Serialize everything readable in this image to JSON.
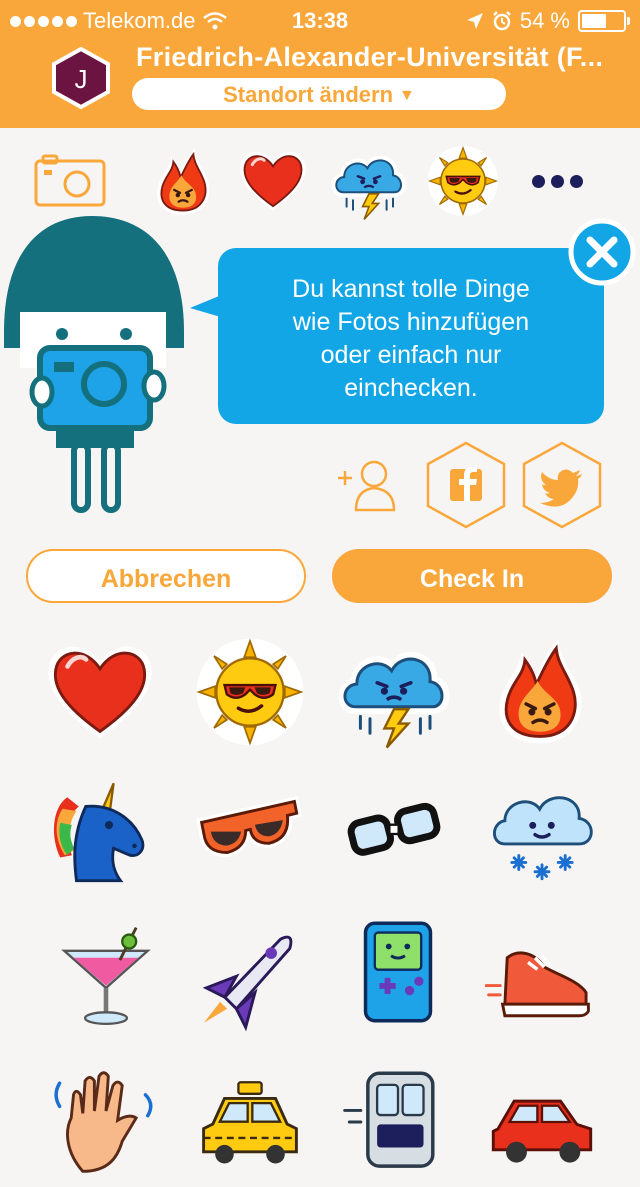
{
  "status_bar": {
    "carrier": "Telekom.de",
    "time": "13:38",
    "battery": "54 %",
    "battery_level": 0.54
  },
  "header": {
    "avatar_letter": "J",
    "place_title": "Friedrich-Alexander-Universität (F...",
    "change_location_label": "Standort ändern"
  },
  "toolbar": {
    "items": [
      "camera-icon",
      "fire-sticker",
      "heart-sticker",
      "storm-cloud-sticker",
      "sun-sticker",
      "more-icon"
    ]
  },
  "tip": {
    "line1": "Du kannst tolle Dinge",
    "line2": "wie Fotos hinzufügen",
    "line3": "oder einfach nur",
    "line4": "einchecken."
  },
  "share": {
    "icons": [
      "add-friend-icon",
      "facebook-icon",
      "twitter-icon"
    ]
  },
  "actions": {
    "cancel_label": "Abbrechen",
    "checkin_label": "Check In"
  },
  "stickers": [
    "heart",
    "sun-with-sunglasses",
    "storm-cloud",
    "fire",
    "unicorn",
    "sunglasses",
    "nerd-glasses",
    "snow-cloud",
    "cocktail",
    "space-shuttle",
    "game-boy",
    "sneaker",
    "waving-hand",
    "taxi",
    "train",
    "red-car"
  ],
  "colors": {
    "brand_orange": "#f9a73a",
    "bubble_blue": "#13a6e6",
    "mascot_teal": "#14707d",
    "navy": "#1d1f5c",
    "background": "#f7f5f4"
  }
}
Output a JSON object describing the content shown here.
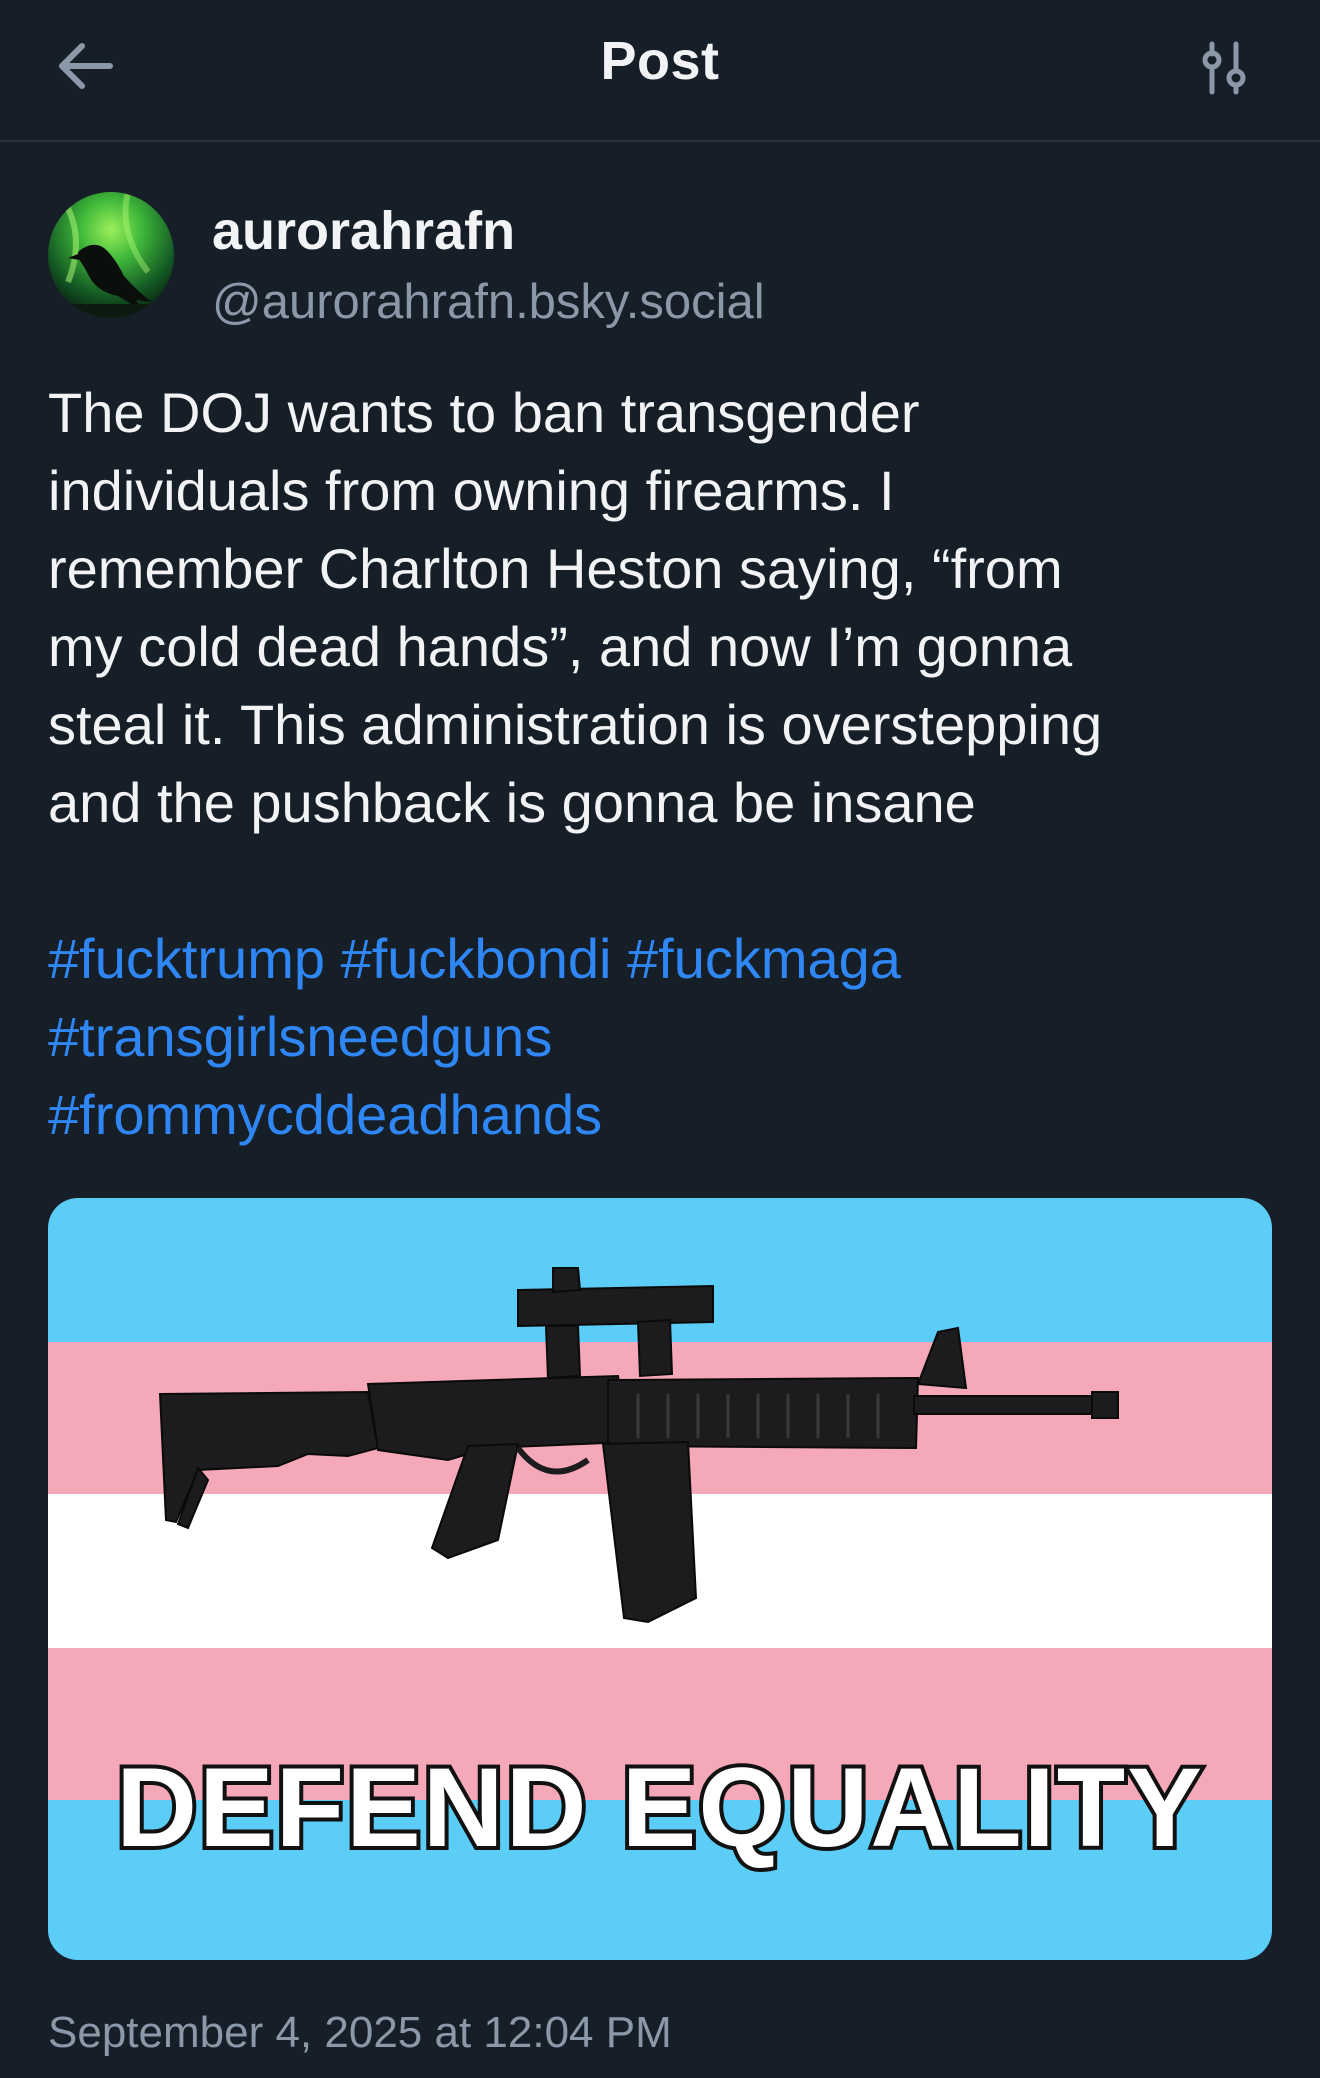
{
  "header": {
    "back_icon": "arrow-left-icon",
    "title": "Post",
    "settings_icon": "sliders-icon"
  },
  "author": {
    "display_name": "aurorahrafn",
    "handle": "@aurorahrafn.bsky.social",
    "avatar_icon": "raven-aurora-avatar"
  },
  "post": {
    "text_lines": [
      "The DOJ wants to ban transgender",
      "individuals from owning firearms. I",
      "remember Charlton Heston saying, “from",
      "my cold dead hands”, and now I’m gonna",
      "steal it. This administration is overstepping",
      "and the pushback is gonna be insane"
    ],
    "hashtags": [
      "#fucktrump",
      "#fuckbondi",
      "#fuckmaga",
      "#transgirlsneedguns",
      "#frommycddeadhands"
    ],
    "image": {
      "caption": "DEFEND EQUALITY",
      "flag_colors": {
        "blue": "#5bcdf7",
        "pink": "#f4a8b8",
        "white": "#ffffff"
      }
    },
    "timestamp": "September 4, 2025 at 12:04 PM"
  },
  "colors": {
    "background": "#161e27",
    "accent": "#2f86f5",
    "muted": "#8b98a7"
  }
}
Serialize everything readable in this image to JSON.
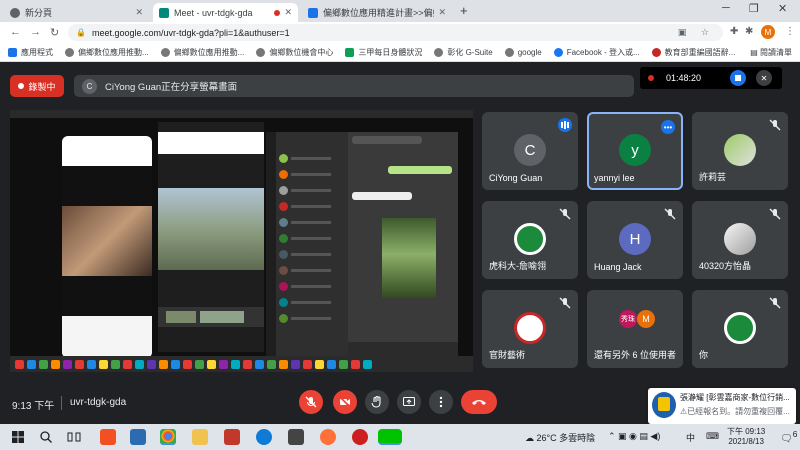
{
  "browser": {
    "tabs": [
      {
        "title": "新分頁",
        "active": false
      },
      {
        "title": "Meet - uvr-tdgk-gda",
        "active": true
      },
      {
        "title": "偏鄉數位應用精進計畫>>偏鄉D",
        "active": false
      }
    ],
    "url": "meet.google.com/uvr-tdgk-gda?pli=1&authuser=1",
    "profile_initial": "M",
    "bookmarks": [
      "應用程式",
      "偏鄉數位應用推動...",
      "偏鄉數位應用推動...",
      "偏鄉數位機會中心",
      "三甲每日身體狀況",
      "彰化 G-Suite",
      "google",
      "Facebook - 登入或...",
      "教育部重編國語辭..."
    ],
    "reading_list": "閱讀清單"
  },
  "meet": {
    "recording_label": "錄製中",
    "presenter_initial": "C",
    "presenting_text": "CiYong Guan正在分享螢幕畫面",
    "recording_time": "01:48:20",
    "participants": [
      {
        "name": "CiYong Guan",
        "initial": "C",
        "state": "speaking"
      },
      {
        "name": "yannyi lee",
        "initial": "y",
        "state": "selected"
      },
      {
        "name": "許莉芸",
        "initial": "",
        "state": "muted"
      },
      {
        "name": "虎科大-詹喻翎",
        "initial": "",
        "state": "muted"
      },
      {
        "name": "Huang Jack",
        "initial": "H",
        "state": "muted"
      },
      {
        "name": "40320方怡晶",
        "initial": "",
        "state": "muted"
      },
      {
        "name": "官財藝術",
        "initial": "",
        "state": "muted"
      },
      {
        "name": "還有另外 6 位使用者",
        "initial": "M",
        "state": "group"
      },
      {
        "name": "你",
        "initial": "",
        "state": "muted"
      }
    ],
    "others_avatar_text": "秀珠",
    "clock": "9:13 下午",
    "meeting_code": "uvr-tdgk-gda"
  },
  "notification": {
    "title": "張瀞耀 [彰雲嘉商家-數位行銷...",
    "body": "⚠已經報名到。請勿重複回覆..."
  },
  "taskbar": {
    "temperature": "26°C",
    "weather": "多雲時陰",
    "ime": "中",
    "time": "下午 09:13",
    "date": "2021/8/13",
    "notif_count": "6"
  }
}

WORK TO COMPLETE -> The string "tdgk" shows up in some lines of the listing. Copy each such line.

EXERCISE OUTPUT ->
        "title": "Meet - uvr-tdgk-gda",
    "url": "meet.google.com/uvr-tdgk-gda?pli=1&authuser=1",
    "meeting_code": "uvr-tdgk-gda"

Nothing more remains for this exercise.